#### Required action
When counting, include every line of the data that holds "Faturamento", then state the total alone.

Dataset rows for apps and sites:
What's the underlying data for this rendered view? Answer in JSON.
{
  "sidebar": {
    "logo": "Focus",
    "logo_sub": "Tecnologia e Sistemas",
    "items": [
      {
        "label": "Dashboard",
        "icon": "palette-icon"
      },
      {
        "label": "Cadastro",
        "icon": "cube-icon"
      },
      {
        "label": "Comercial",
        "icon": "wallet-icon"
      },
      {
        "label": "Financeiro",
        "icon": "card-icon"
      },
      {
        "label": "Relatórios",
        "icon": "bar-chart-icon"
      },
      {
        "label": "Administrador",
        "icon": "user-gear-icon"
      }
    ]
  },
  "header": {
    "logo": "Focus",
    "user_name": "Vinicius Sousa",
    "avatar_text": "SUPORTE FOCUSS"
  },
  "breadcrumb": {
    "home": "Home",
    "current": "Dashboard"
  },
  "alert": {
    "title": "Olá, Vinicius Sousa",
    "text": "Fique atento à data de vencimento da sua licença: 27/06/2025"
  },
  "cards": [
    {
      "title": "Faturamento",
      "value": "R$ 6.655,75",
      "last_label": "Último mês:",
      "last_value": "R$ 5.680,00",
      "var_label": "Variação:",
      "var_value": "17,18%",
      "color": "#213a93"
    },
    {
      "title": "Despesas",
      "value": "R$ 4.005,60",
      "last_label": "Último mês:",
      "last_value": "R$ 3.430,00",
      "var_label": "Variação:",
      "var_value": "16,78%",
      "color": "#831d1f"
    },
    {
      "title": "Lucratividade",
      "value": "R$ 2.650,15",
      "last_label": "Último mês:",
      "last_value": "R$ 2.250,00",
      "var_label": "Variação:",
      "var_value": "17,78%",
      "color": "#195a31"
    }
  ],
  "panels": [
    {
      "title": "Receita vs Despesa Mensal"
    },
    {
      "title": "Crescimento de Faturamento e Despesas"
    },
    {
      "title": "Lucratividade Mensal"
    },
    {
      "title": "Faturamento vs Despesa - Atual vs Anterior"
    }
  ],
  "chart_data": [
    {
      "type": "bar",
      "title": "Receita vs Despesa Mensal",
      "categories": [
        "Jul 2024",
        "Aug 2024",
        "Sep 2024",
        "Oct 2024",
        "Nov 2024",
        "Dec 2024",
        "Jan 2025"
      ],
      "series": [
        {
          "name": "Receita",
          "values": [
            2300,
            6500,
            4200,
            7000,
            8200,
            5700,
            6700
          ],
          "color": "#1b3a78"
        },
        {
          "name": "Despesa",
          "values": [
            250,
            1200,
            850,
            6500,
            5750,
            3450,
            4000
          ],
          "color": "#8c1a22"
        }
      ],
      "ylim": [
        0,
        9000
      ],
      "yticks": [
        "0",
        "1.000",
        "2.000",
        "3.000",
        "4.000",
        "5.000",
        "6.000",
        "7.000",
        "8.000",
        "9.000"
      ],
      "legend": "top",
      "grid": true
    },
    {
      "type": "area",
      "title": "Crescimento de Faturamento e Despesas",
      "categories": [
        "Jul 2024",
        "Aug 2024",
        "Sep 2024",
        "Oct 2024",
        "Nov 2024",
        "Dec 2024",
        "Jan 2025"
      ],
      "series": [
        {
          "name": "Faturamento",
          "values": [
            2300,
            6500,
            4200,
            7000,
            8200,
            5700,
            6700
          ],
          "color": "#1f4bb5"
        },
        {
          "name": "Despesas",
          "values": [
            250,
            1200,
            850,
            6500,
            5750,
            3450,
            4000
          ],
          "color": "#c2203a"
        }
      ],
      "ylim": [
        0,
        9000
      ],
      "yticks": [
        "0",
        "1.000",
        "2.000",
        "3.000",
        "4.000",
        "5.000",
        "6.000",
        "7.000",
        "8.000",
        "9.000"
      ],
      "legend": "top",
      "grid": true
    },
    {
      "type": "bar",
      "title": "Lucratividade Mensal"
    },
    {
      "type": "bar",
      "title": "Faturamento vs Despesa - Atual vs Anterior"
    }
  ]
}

#### Solution for this problem
6